Woodblock printing is an art form of East Asia where it has been used since at least 220 AD to print text and images. There are many beautiful woodblock prints from Japan – most notably from the great Japanese artist Hokusai whose famous “Great Wave off Kanagawa” is one of the best-known works of art in the world:
You can see from this picture that the artists and craftsmen stretched this medium to the max in order to produce great detail and wonderful flowing curves in their designs.
The process uses a block of suitably fine-grained wood on which the parts that are to remain unprinted are cut back to give a relief matrix the flat face of which is then inked and brought into firm contact with the paper.
No press is required. Inking is done using a rubber roller called a “brayer”.
For multicolor prints a block is needed for each color, and these blocks have to be kept in register so there are no sloppy overlaps or gaps in the print. This is done by keying the paper to a frame built around the blocks. All design work and the creation of the blocks has to be carried out in reverse.
*Woodcut* is the name given to a similar form of printing developed in Europe and used extensively for illustrating books and manuscripts before the advent of photographic techniques. Albrecht Durer for example designed many famous woodcuts for use as book illustrations. Here is his extremely detailed “Four Horsemen of the Apocalypse”.

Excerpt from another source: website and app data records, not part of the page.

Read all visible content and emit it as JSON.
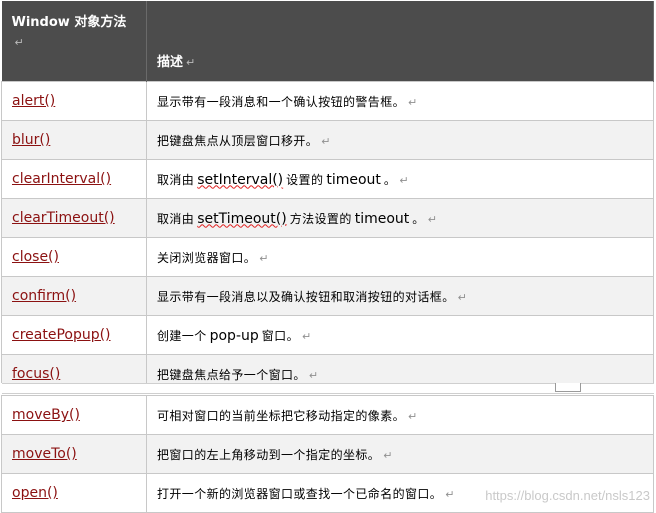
{
  "header": {
    "col1_title": "Window 对象方法",
    "col2_title": "描述"
  },
  "rows_top": [
    {
      "method": "alert()",
      "desc": [
        {
          "t": "显示带有一段消息和一个确认按钮的警告框。"
        }
      ]
    },
    {
      "method": "blur()",
      "desc": [
        {
          "t": "把键盘焦点从顶层窗口移开。"
        }
      ]
    },
    {
      "method": "clearInterval()",
      "desc": [
        {
          "t": "取消由"
        },
        {
          "t": "setInterval()",
          "en": true,
          "squiggle": true
        },
        {
          "t": "设置的"
        },
        {
          "t": "timeout",
          "en": true
        },
        {
          "t": "。"
        }
      ]
    },
    {
      "method": "clearTimeout()",
      "desc": [
        {
          "t": "取消由"
        },
        {
          "t": "setTimeout()",
          "en": true,
          "squiggle": true
        },
        {
          "t": "方法设置的"
        },
        {
          "t": "timeout",
          "en": true
        },
        {
          "t": "。"
        }
      ]
    },
    {
      "method": "close()",
      "desc": [
        {
          "t": "关闭浏览器窗口。"
        }
      ]
    },
    {
      "method": "confirm()",
      "desc": [
        {
          "t": "显示带有一段消息以及确认按钮和取消按钮的对话框。"
        }
      ]
    },
    {
      "method": "createPopup()",
      "desc": [
        {
          "t": "创建一个"
        },
        {
          "t": "pop-up",
          "en": true
        },
        {
          "t": "窗口。"
        }
      ]
    },
    {
      "method": "focus()",
      "desc": [
        {
          "t": "把键盘焦点给予一个窗口。"
        }
      ]
    }
  ],
  "rows_bottom": [
    {
      "method": "moveBy()",
      "desc": [
        {
          "t": "可相对窗口的当前坐标把它移动指定的像素。"
        }
      ]
    },
    {
      "method": "moveTo()",
      "desc": [
        {
          "t": "把窗口的左上角移动到一个指定的坐标。"
        }
      ]
    },
    {
      "method": "open()",
      "desc": [
        {
          "t": "打开一个新的浏览器窗口或查找一个已命名的窗口。"
        }
      ]
    }
  ],
  "paragraph_mark": "↵",
  "watermark": "https://blog.csdn.net/nsls123",
  "colors": {
    "header_bg": "#4c4c4c",
    "link": "#8b1111",
    "row_alt": "#f2f2f2",
    "border": "#c8c8c8"
  }
}
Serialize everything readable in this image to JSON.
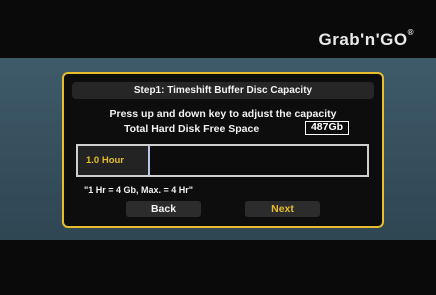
{
  "brand": {
    "name": "Grab'n'GO",
    "mark": "®"
  },
  "dialog": {
    "title": "Step1: Timeshift Buffer Disc Capacity",
    "instruction": "Press up and down key to adjust the capacity",
    "free_space_label": "Total Hard Disk Free Space",
    "free_space_value": "487Gb",
    "capacity": {
      "label": "1.0 Hour",
      "hours": 1.0,
      "max_hours": 4
    },
    "note": "\"1 Hr = 4 Gb, Max. = 4 Hr\"",
    "buttons": {
      "back": "Back",
      "next": "Next"
    }
  },
  "colors": {
    "accent": "#e7bd2b",
    "bar_fill": "#b9c7ec",
    "background": "#3e5a69"
  }
}
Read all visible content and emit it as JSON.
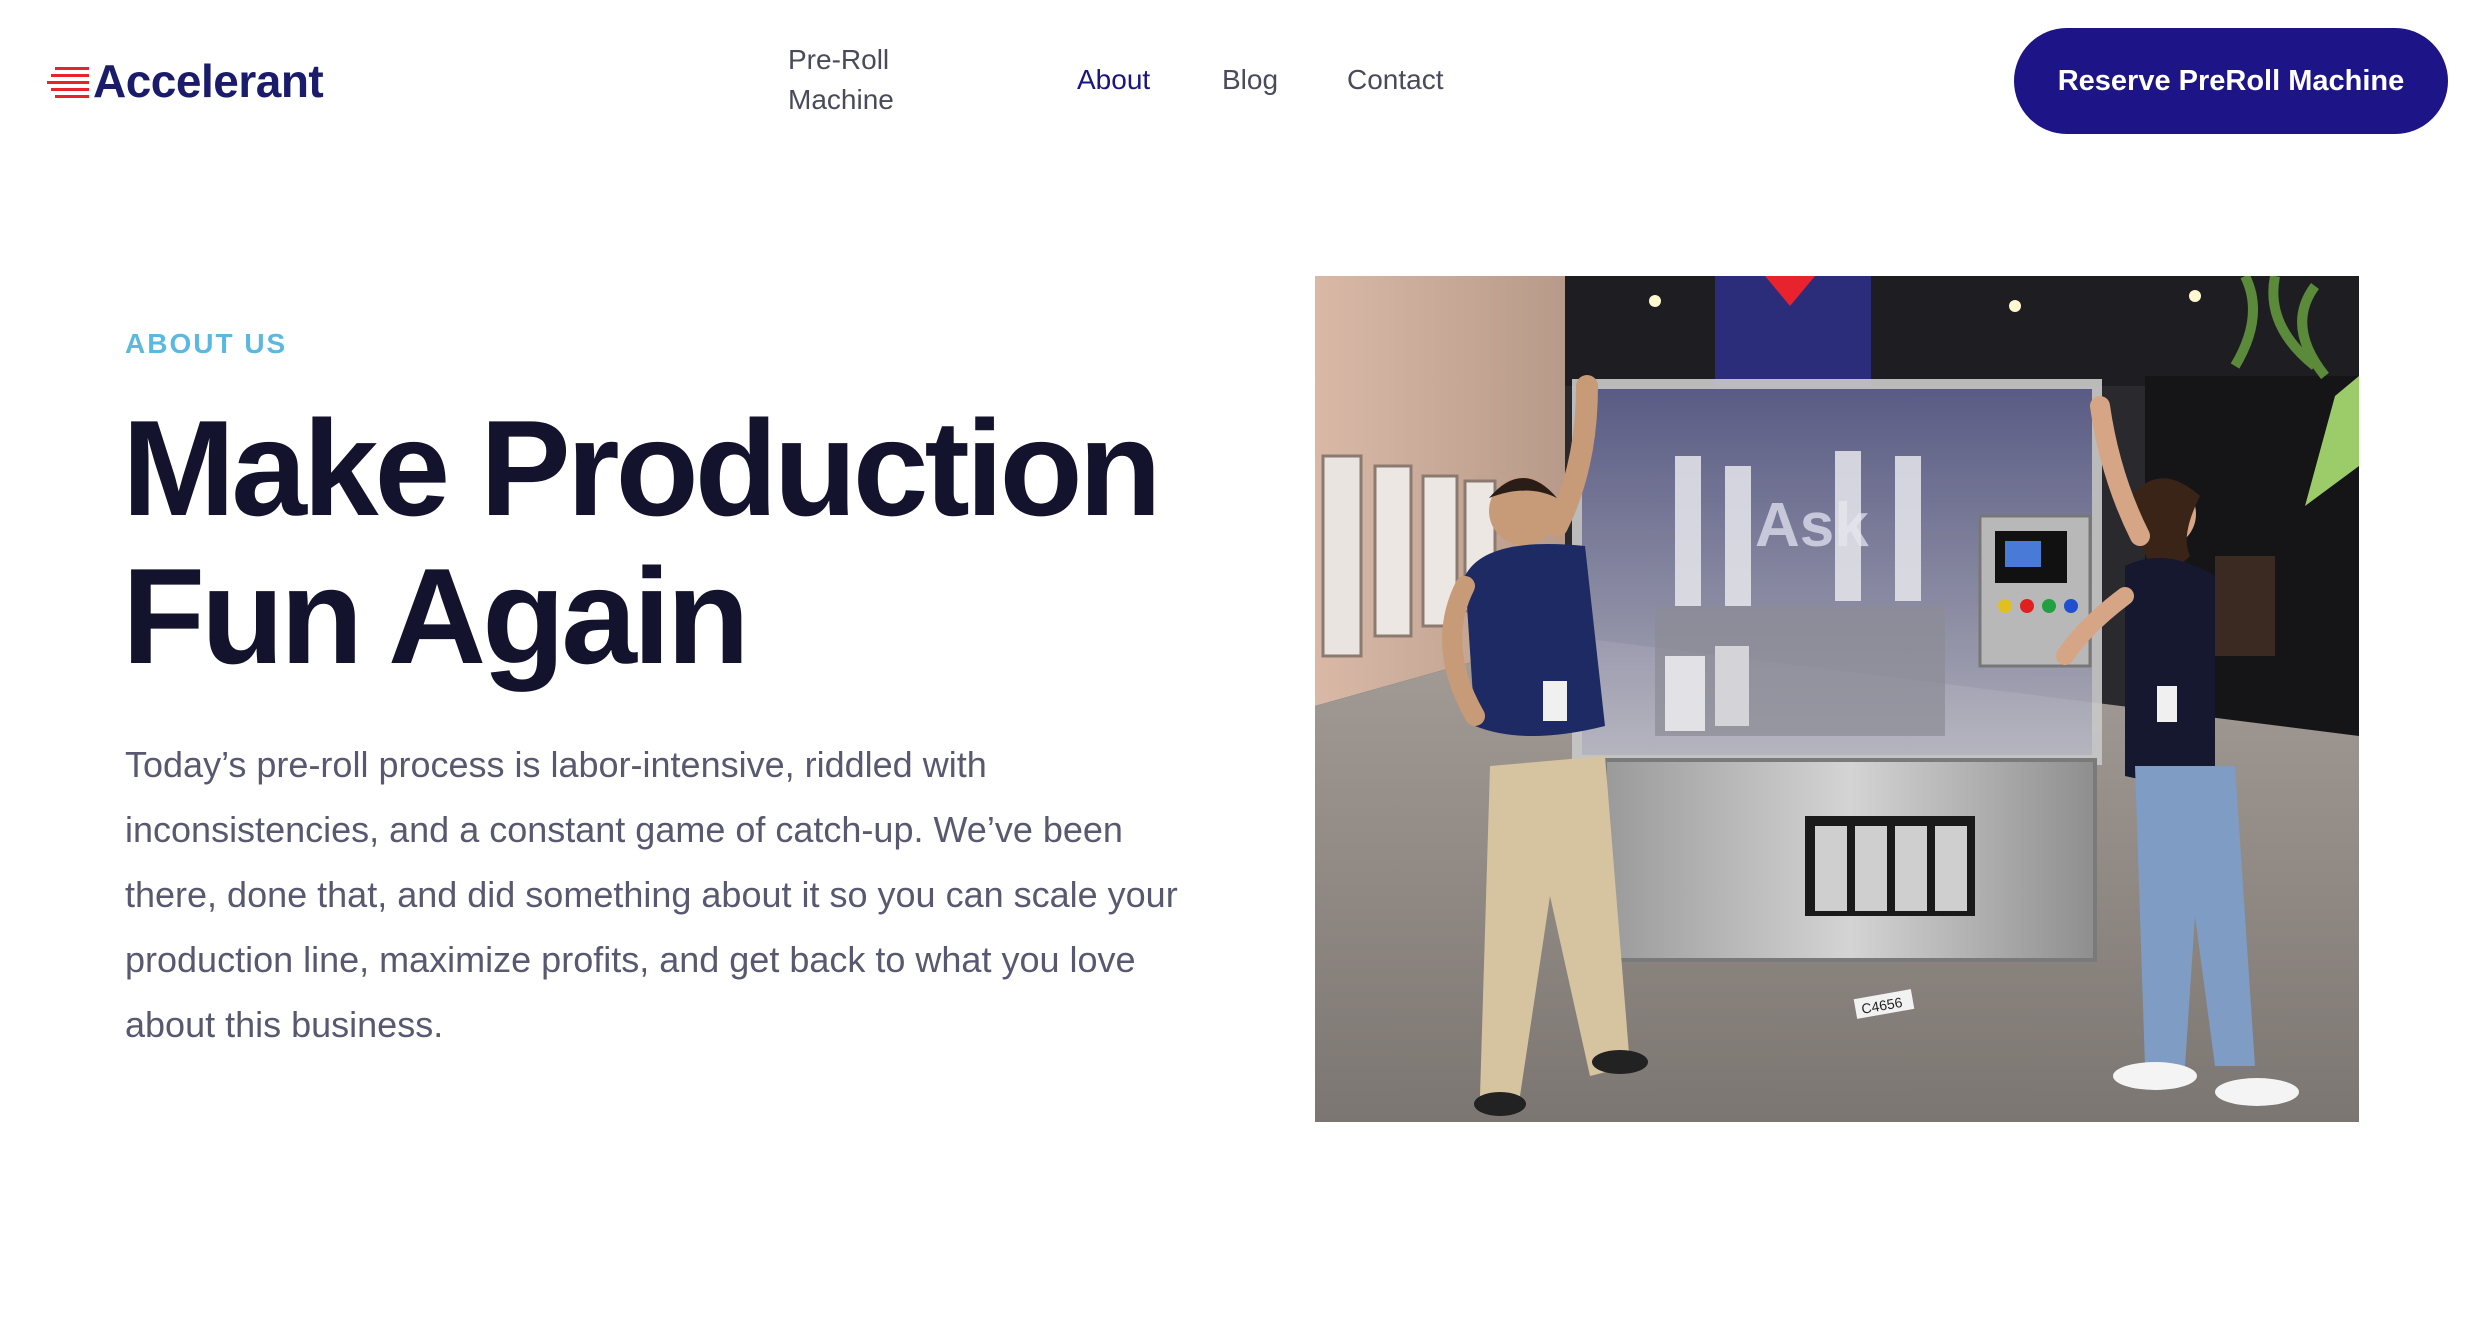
{
  "header": {
    "logo_text": "Accelerant",
    "nav": {
      "preroll_line1": "Pre-Roll",
      "preroll_line2": "Machine",
      "about": "About",
      "blog": "Blog",
      "contact": "Contact"
    },
    "cta_label": "Reserve PreRoll Machine",
    "colors": {
      "brand": "#1a1b6b",
      "cta": "#1c1487",
      "active_nav": "#1a1580"
    }
  },
  "hero": {
    "eyebrow": "ABOUT US",
    "headline_line1": "Make Production",
    "headline_line2": "Fun Again",
    "body": "Today’s pre-roll process is labor-intensive, riddled with inconsistencies, and a constant game of catch-up. We’ve been there, done that, and did something about it so you can scale your production line, maximize profits, and get back to what you love about this business.",
    "photo": {
      "sign_text": "Ask",
      "floor_tag": "C4656"
    },
    "colors": {
      "eyebrow": "#5bb8e0",
      "headline": "#13132e",
      "body": "#585870"
    }
  }
}
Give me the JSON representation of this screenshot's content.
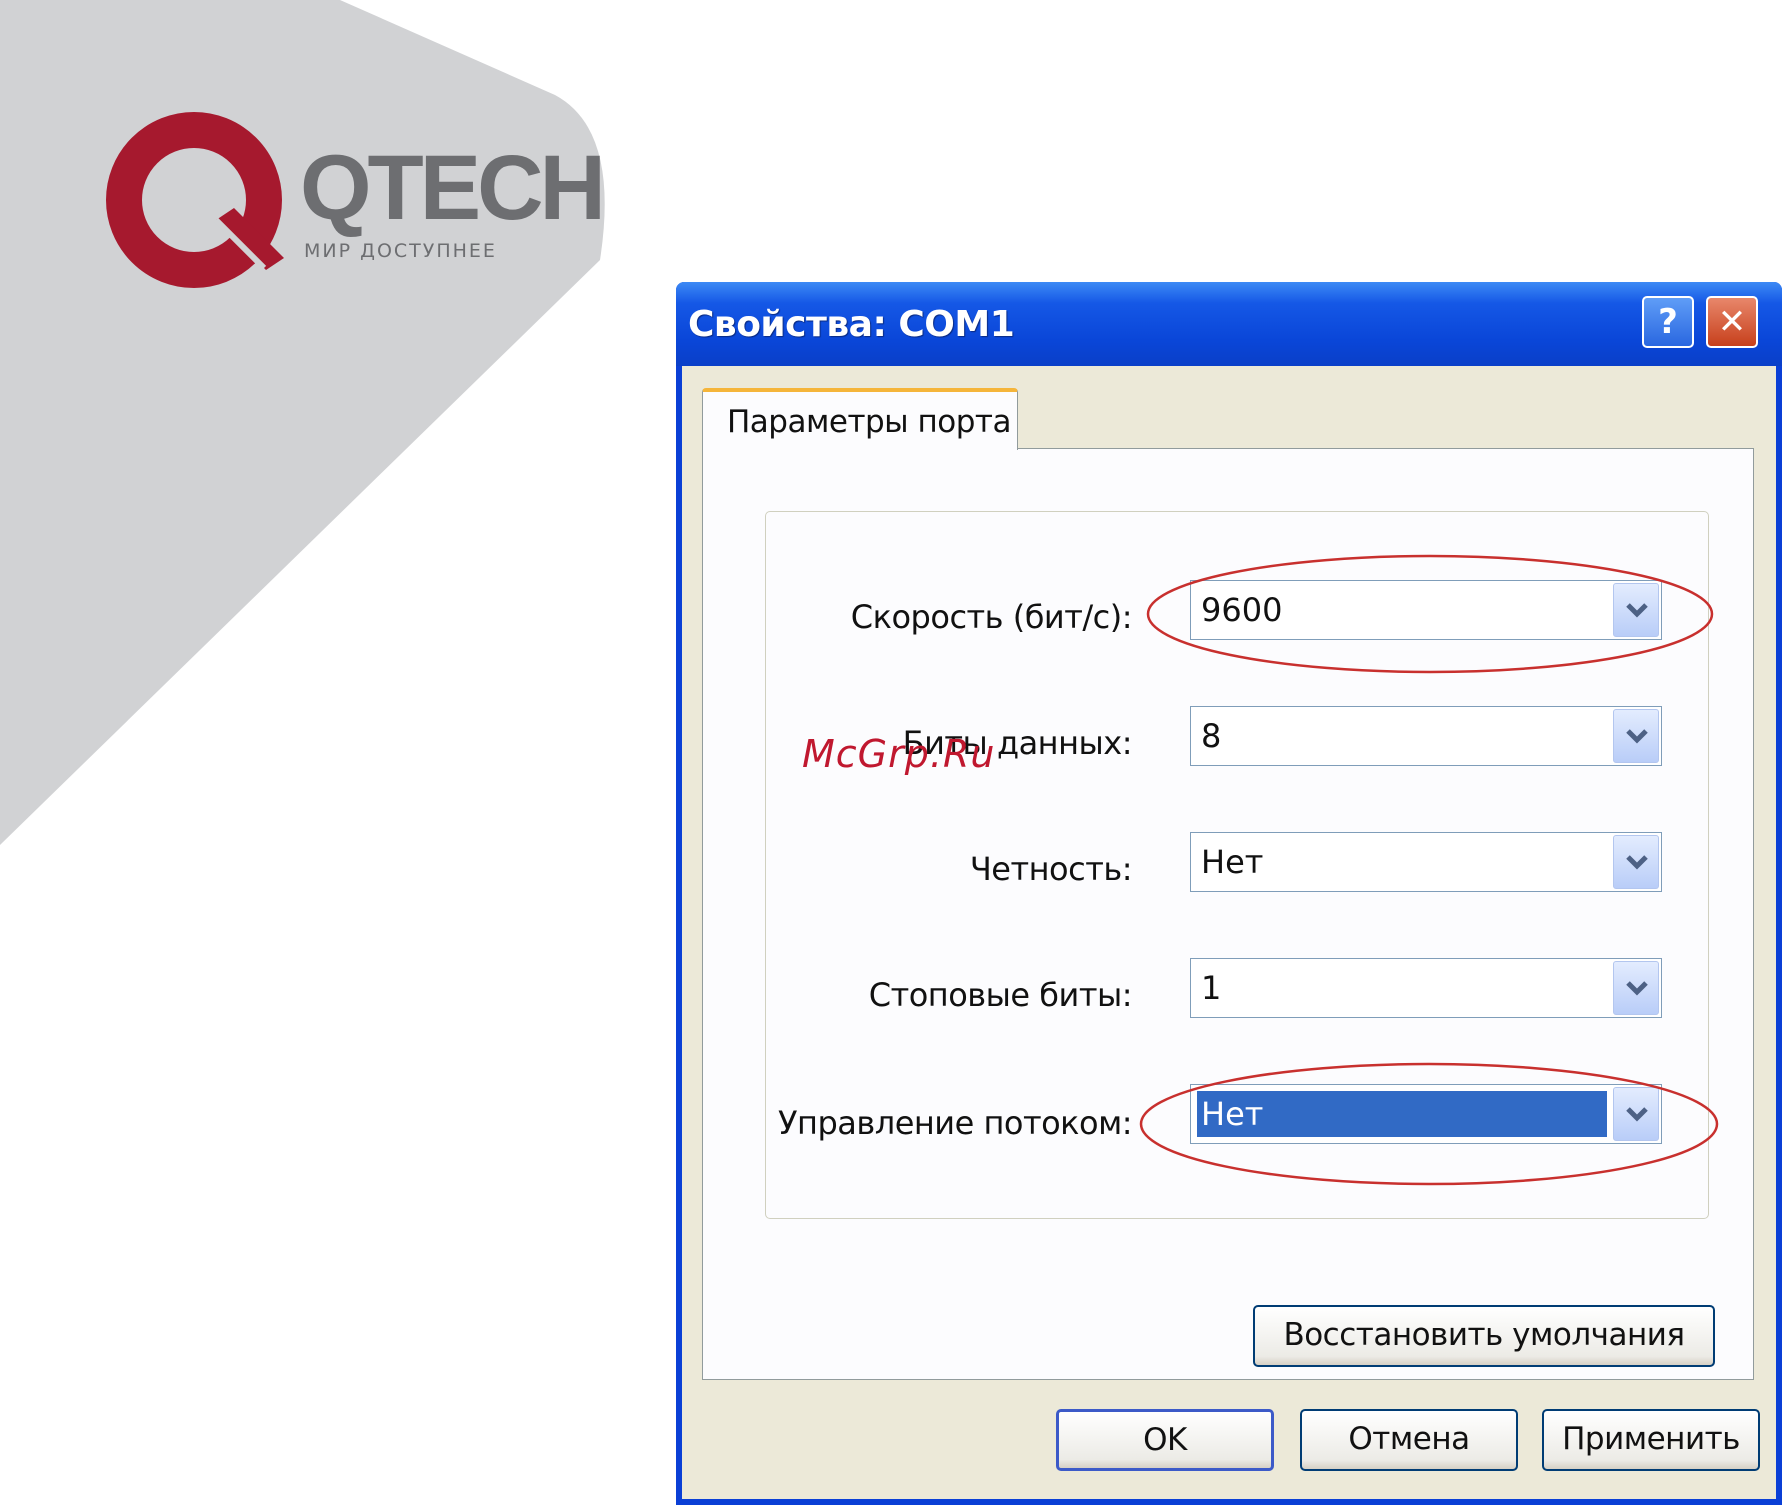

In both East Asia and Europe, it was common for the artist to design a work and then hand it over to specialist carvers to create the blocks. While skilful carvers produced some wonderful detail in these prints, the technique also lent itself to a certain stylish simplification which can be seen at its best in many Japanese woodblock works.